Within the data below, state how many lines contain the string "past". Provide the number only.

▶ **AVAILABLE DATA**
┌──
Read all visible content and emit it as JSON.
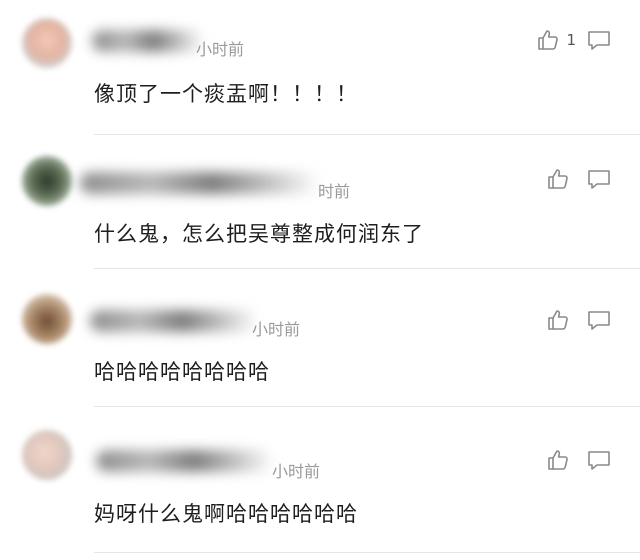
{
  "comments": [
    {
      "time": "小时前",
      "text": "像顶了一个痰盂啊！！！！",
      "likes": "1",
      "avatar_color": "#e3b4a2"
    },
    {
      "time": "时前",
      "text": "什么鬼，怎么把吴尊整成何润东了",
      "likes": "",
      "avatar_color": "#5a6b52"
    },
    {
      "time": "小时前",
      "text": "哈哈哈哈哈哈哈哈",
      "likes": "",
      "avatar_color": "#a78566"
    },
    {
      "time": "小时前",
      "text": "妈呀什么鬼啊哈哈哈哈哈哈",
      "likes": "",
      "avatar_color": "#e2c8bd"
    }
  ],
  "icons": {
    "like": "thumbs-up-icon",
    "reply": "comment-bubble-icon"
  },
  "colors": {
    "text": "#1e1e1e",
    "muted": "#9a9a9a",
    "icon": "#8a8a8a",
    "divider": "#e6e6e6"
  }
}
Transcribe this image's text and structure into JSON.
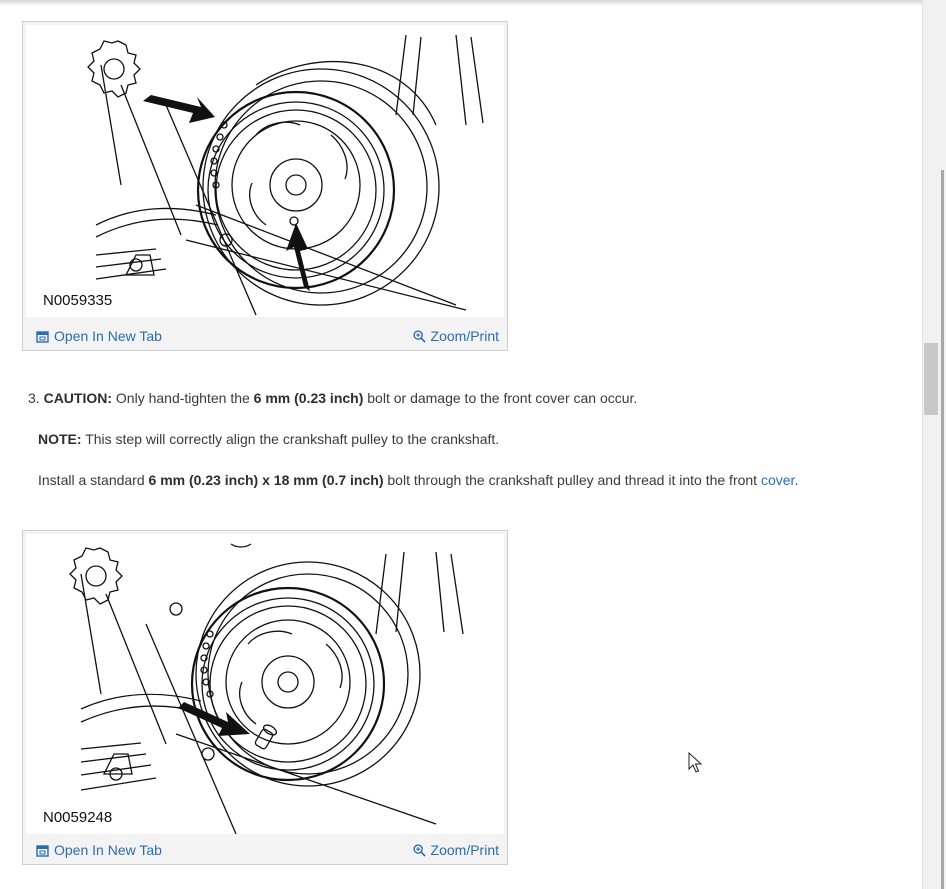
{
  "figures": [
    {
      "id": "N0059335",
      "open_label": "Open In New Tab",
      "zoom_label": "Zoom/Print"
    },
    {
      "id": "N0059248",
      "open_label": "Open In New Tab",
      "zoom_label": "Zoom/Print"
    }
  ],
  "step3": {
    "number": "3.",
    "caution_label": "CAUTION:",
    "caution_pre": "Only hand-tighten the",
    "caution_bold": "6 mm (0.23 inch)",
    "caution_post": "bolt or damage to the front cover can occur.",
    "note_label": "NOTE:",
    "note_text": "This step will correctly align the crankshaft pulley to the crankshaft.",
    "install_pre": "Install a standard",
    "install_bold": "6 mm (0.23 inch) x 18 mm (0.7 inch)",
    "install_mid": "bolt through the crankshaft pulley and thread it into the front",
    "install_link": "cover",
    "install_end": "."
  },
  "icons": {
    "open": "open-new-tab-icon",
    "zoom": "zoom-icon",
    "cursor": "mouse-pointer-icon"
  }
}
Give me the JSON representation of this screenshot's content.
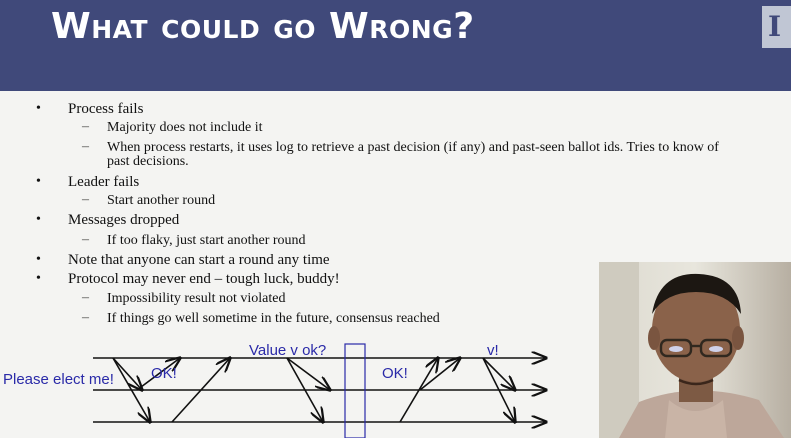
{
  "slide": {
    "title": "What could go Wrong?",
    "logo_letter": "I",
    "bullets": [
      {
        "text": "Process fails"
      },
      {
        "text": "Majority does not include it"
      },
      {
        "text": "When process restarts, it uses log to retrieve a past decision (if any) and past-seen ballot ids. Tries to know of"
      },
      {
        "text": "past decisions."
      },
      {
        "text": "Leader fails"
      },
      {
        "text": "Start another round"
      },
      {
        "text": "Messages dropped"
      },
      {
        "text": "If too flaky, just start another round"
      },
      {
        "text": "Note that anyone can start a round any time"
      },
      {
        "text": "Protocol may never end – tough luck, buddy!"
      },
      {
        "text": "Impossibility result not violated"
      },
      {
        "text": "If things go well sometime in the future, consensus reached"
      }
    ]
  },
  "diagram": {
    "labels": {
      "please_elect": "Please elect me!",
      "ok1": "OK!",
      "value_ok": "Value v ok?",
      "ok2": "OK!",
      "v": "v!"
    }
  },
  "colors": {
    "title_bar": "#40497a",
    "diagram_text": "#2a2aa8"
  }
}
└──
▶ **RESPONSE TO THIS EXERCISE**
2